==== The input ====

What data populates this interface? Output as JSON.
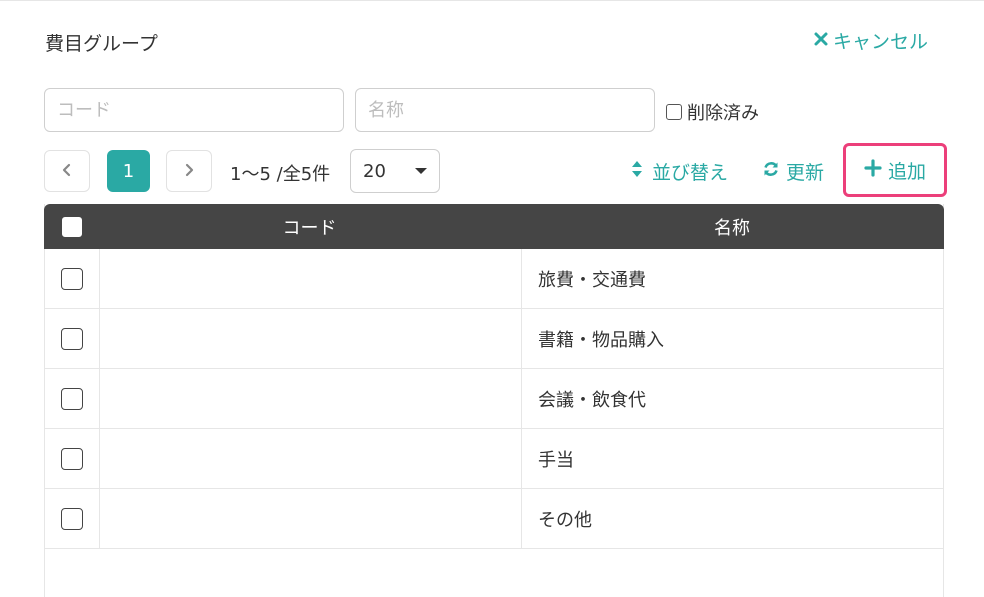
{
  "header": {
    "title": "費目グループ",
    "cancel_label": "キャンセル"
  },
  "filters": {
    "code_placeholder": "コード",
    "name_placeholder": "名称",
    "deleted_label": "削除済み"
  },
  "pager": {
    "current_page": "1",
    "range_text": "1〜5 /全5件",
    "per_page": "20"
  },
  "actions": {
    "sort_label": "並び替え",
    "refresh_label": "更新",
    "add_label": "追加"
  },
  "table": {
    "columns": [
      "コード",
      "名称"
    ],
    "rows": [
      {
        "code": "",
        "name": "旅費・交通費"
      },
      {
        "code": "",
        "name": "書籍・物品購入"
      },
      {
        "code": "",
        "name": "会議・飲食代"
      },
      {
        "code": "",
        "name": "手当"
      },
      {
        "code": "",
        "name": "その他"
      }
    ]
  },
  "colors": {
    "accent": "#2aa9a4",
    "header_bg": "#454545",
    "highlight_border": "#ec3f7a"
  }
}
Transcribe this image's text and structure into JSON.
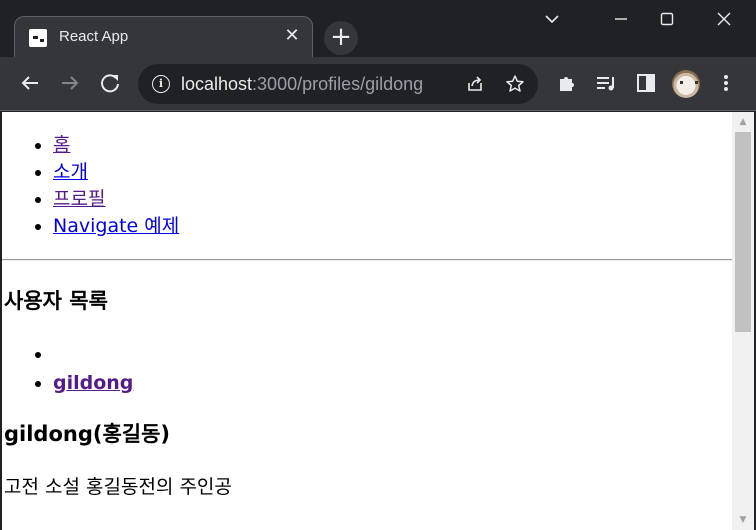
{
  "browser": {
    "tab_title": "React App",
    "tab_close": "✕",
    "new_tab": "+",
    "window_controls": {
      "minimize": "⌄",
      "restore": "—",
      "maximize": "☐",
      "close": "✕"
    },
    "url_host": "localhost",
    "url_path": ":3000/profiles/gildong",
    "icons": [
      "back-icon",
      "forward-icon",
      "reload-icon",
      "info-icon",
      "share-icon",
      "star-icon",
      "extensions-icon",
      "media-icon",
      "side-panel-icon",
      "avatar",
      "menu-icon"
    ]
  },
  "page": {
    "nav": [
      {
        "label": "홈",
        "visited": true
      },
      {
        "label": "소개",
        "visited": false
      },
      {
        "label": "프로필",
        "visited": true
      },
      {
        "label": "Navigate 예제",
        "visited": false
      }
    ],
    "users_heading": "사용자 목록",
    "users": [
      "",
      "gildong"
    ],
    "profile_heading": "gildong(홍길동)",
    "profile_description": "고전 소설 홍길동전의 주인공"
  },
  "colors": {
    "chrome_dark": "#202124",
    "chrome_toolbar": "#35363a",
    "link": "#0000ee",
    "visited_link": "#551a8b"
  }
}
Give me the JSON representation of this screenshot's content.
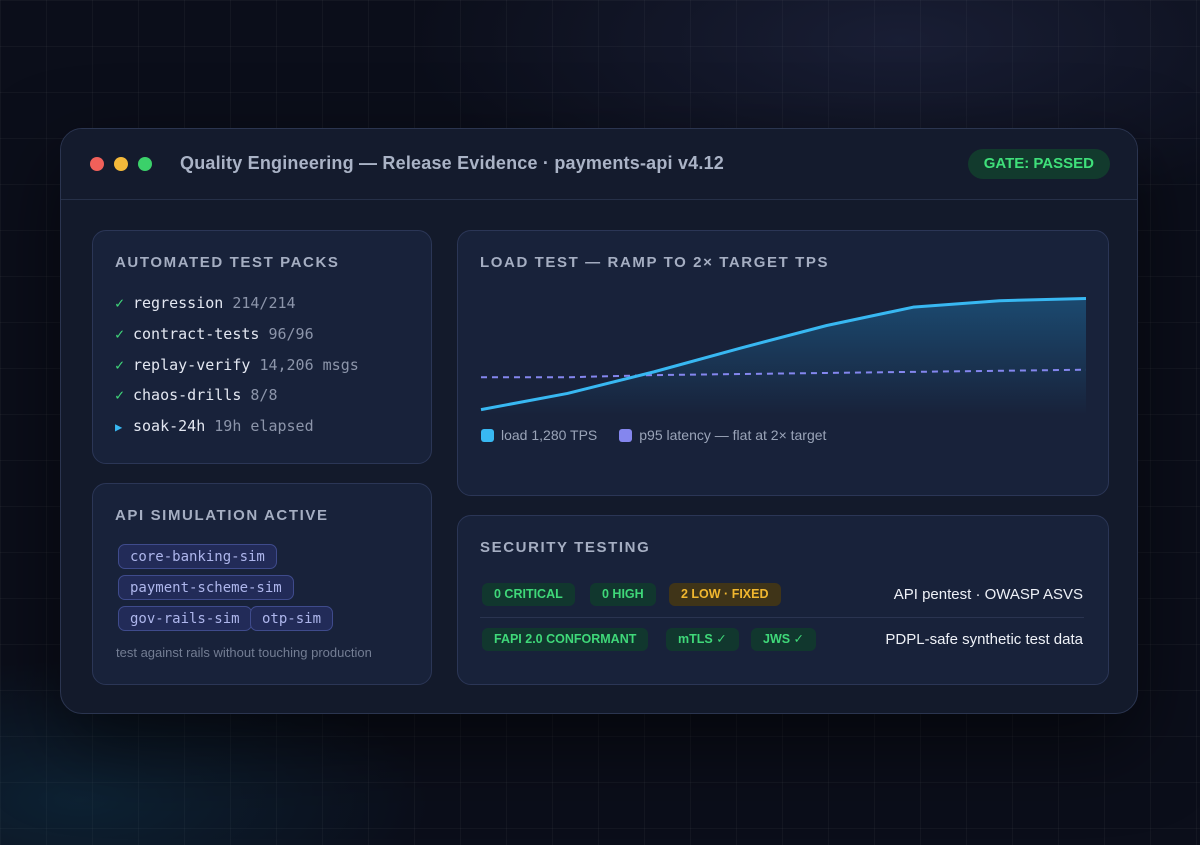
{
  "window": {
    "title": "Quality Engineering — Release Evidence · payments-api v4.12",
    "gate_badge": "GATE: PASSED"
  },
  "test_packs": {
    "title": "AUTOMATED TEST PACKS",
    "items": [
      {
        "status": "passed",
        "mark": "✓",
        "name": "regression",
        "value": "214/214"
      },
      {
        "status": "passed",
        "mark": "✓",
        "name": "contract-tests",
        "value": "96/96"
      },
      {
        "status": "passed",
        "mark": "✓",
        "name": "replay-verify",
        "value": "14,206 msgs"
      },
      {
        "status": "passed",
        "mark": "✓",
        "name": "chaos-drills",
        "value": "8/8"
      },
      {
        "status": "running",
        "mark": "▶",
        "name": "soak-24h",
        "value": "19h elapsed"
      }
    ]
  },
  "api_simulation": {
    "title": "API SIMULATION ACTIVE",
    "simulators": [
      "core-banking-sim",
      "payment-scheme-sim",
      "gov-rails-sim",
      "otp-sim"
    ],
    "note": "test against rails without touching production"
  },
  "load_test": {
    "title": "LOAD TEST — RAMP TO 2× TARGET TPS",
    "legend": [
      {
        "label": "load 1,280 TPS",
        "color": "#38b8f2"
      },
      {
        "label": "p95 latency — flat at 2× target",
        "color": "#8486ee"
      }
    ]
  },
  "chart_data": {
    "type": "line",
    "title": "LOAD TEST — RAMP TO 2× TARGET TPS",
    "xlabel": "",
    "ylabel": "",
    "ylim": [
      0,
      1
    ],
    "grid": false,
    "legend_position": "bottom-left",
    "x": [
      0,
      1,
      2,
      3,
      4,
      5,
      6,
      7
    ],
    "series": [
      {
        "name": "load 1,280 TPS",
        "color": "#38b8f2",
        "style": "solid-area",
        "values": [
          0.05,
          0.2,
          0.4,
          0.62,
          0.83,
          1.0,
          1.06,
          1.08
        ]
      },
      {
        "name": "p95 latency — flat at 2× target",
        "color": "#8486ee",
        "style": "dashed",
        "values": [
          0.35,
          0.35,
          0.37,
          0.38,
          0.39,
          0.4,
          0.41,
          0.42
        ]
      }
    ]
  },
  "security": {
    "title": "SECURITY TESTING",
    "rows": [
      {
        "badges": [
          {
            "text": "0 CRITICAL",
            "tone": "green"
          },
          {
            "text": "0 HIGH",
            "tone": "green"
          },
          {
            "text": "2 LOW · FIXED",
            "tone": "amber"
          }
        ],
        "label": "API pentest · OWASP ASVS"
      },
      {
        "badges": [
          {
            "text": "FAPI 2.0 CONFORMANT",
            "tone": "green"
          },
          {
            "text": "mTLS ✓",
            "tone": "green"
          },
          {
            "text": "JWS ✓",
            "tone": "green"
          }
        ],
        "label": "PDPL-safe synthetic test data"
      }
    ]
  },
  "colors": {
    "gate_text": "#3fe07a",
    "pass_check": "#3fd479",
    "running": "#38b8f2",
    "load_line": "#38b8f2",
    "latency_line": "#8486ee",
    "amber": "#f1b72f"
  }
}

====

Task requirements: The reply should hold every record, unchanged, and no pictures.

Answer for the task:
What data populates this interface? Output as JSON.
{
  "header": {
    "title": "費目グループ",
    "cancel_label": "キャンセル"
  },
  "filters": {
    "code_placeholder": "コード",
    "name_placeholder": "名称",
    "deleted_label": "削除済み"
  },
  "pager": {
    "current_page": "1",
    "range_text": "1〜5 /全5件",
    "per_page": "20"
  },
  "actions": {
    "sort_label": "並び替え",
    "refresh_label": "更新",
    "add_label": "追加"
  },
  "table": {
    "columns": [
      "コード",
      "名称"
    ],
    "rows": [
      {
        "code": "",
        "name": "旅費・交通費"
      },
      {
        "code": "",
        "name": "書籍・物品購入"
      },
      {
        "code": "",
        "name": "会議・飲食代"
      },
      {
        "code": "",
        "name": "手当"
      },
      {
        "code": "",
        "name": "その他"
      }
    ]
  },
  "colors": {
    "accent": "#2aa9a4",
    "header_bg": "#454545",
    "highlight_border": "#ec3f7a"
  }
}
Transcribe this image's text and structure into JSON.
{
  "browser": {
    "tab_title": "React App",
    "tab_close": "✕",
    "new_tab": "+",
    "window_controls": {
      "minimize": "⌄",
      "restore": "—",
      "maximize": "☐",
      "close": "✕"
    },
    "url_host": "localhost",
    "url_path": ":3000/profiles/gildong",
    "icons": [
      "back-icon",
      "forward-icon",
      "reload-icon",
      "info-icon",
      "share-icon",
      "star-icon",
      "extensions-icon",
      "media-icon",
      "side-panel-icon",
      "avatar",
      "menu-icon"
    ]
  },
  "page": {
    "nav": [
      {
        "label": "홈",
        "visited": true
      },
      {
        "label": "소개",
        "visited": false
      },
      {
        "label": "프로필",
        "visited": true
      },
      {
        "label": "Navigate 예제",
        "visited": false
      }
    ],
    "users_heading": "사용자 목록",
    "users": [
      "",
      "gildong"
    ],
    "profile_heading": "gildong(홍길동)",
    "profile_description": "고전 소설 홍길동전의 주인공"
  },
  "colors": {
    "chrome_dark": "#202124",
    "chrome_toolbar": "#35363a",
    "link": "#0000ee",
    "visited_link": "#551a8b"
  }
}
Give me the JSON representation of this screenshot's content.
{
  "window": {
    "title": "Quality Engineering — Release Evidence · payments-api v4.12",
    "gate_badge": "GATE: PASSED"
  },
  "test_packs": {
    "title": "AUTOMATED TEST PACKS",
    "items": [
      {
        "status": "passed",
        "mark": "✓",
        "name": "regression",
        "value": "214/214"
      },
      {
        "status": "passed",
        "mark": "✓",
        "name": "contract-tests",
        "value": "96/96"
      },
      {
        "status": "passed",
        "mark": "✓",
        "name": "replay-verify",
        "value": "14,206 msgs"
      },
      {
        "status": "passed",
        "mark": "✓",
        "name": "chaos-drills",
        "value": "8/8"
      },
      {
        "status": "running",
        "mark": "▶",
        "name": "soak-24h",
        "value": "19h elapsed"
      }
    ]
  },
  "api_simulation": {
    "title": "API SIMULATION ACTIVE",
    "simulators": [
      "core-banking-sim",
      "payment-scheme-sim",
      "gov-rails-sim",
      "otp-sim"
    ],
    "note": "test against rails without touching production"
  },
  "load_test": {
    "title": "LOAD TEST — RAMP TO 2× TARGET TPS",
    "legend": [
      {
        "label": "load 1,280 TPS",
        "color": "#38b8f2"
      },
      {
        "label": "p95 latency — flat at 2× target",
        "color": "#8486ee"
      }
    ]
  },
  "chart_data": {
    "type": "line",
    "title": "LOAD TEST — RAMP TO 2× TARGET TPS",
    "xlabel": "",
    "ylabel": "",
    "ylim": [
      0,
      1
    ],
    "grid": false,
    "legend_position": "bottom-left",
    "x": [
      0,
      1,
      2,
      3,
      4,
      5,
      6,
      7
    ],
    "series": [
      {
        "name": "load 1,280 TPS",
        "color": "#38b8f2",
        "style": "solid-area",
        "values": [
          0.05,
          0.2,
          0.4,
          0.62,
          0.83,
          1.0,
          1.06,
          1.08
        ]
      },
      {
        "name": "p95 latency — flat at 2× target",
        "color": "#8486ee",
        "style": "dashed",
        "values": [
          0.35,
          0.35,
          0.37,
          0.38,
          0.39,
          0.4,
          0.41,
          0.42
        ]
      }
    ]
  },
  "security": {
    "title": "SECURITY TESTING",
    "rows": [
      {
        "badges": [
          {
            "text": "0 CRITICAL",
            "tone": "green"
          },
          {
            "text": "0 HIGH",
            "tone": "green"
          },
          {
            "text": "2 LOW · FIXED",
            "tone": "amber"
          }
        ],
        "label": "API pentest · OWASP ASVS"
      },
      {
        "badges": [
          {
            "text": "FAPI 2.0 CONFORMANT",
            "tone": "green"
          },
          {
            "text": "mTLS ✓",
            "tone": "green"
          },
          {
            "text": "JWS ✓",
            "tone": "green"
          }
        ],
        "label": "PDPL-safe synthetic test data"
      }
    ]
  },
  "colors": {
    "gate_text": "#3fe07a",
    "pass_check": "#3fd479",
    "running": "#38b8f2",
    "load_line": "#38b8f2",
    "latency_line": "#8486ee",
    "amber": "#f1b72f"
  }
}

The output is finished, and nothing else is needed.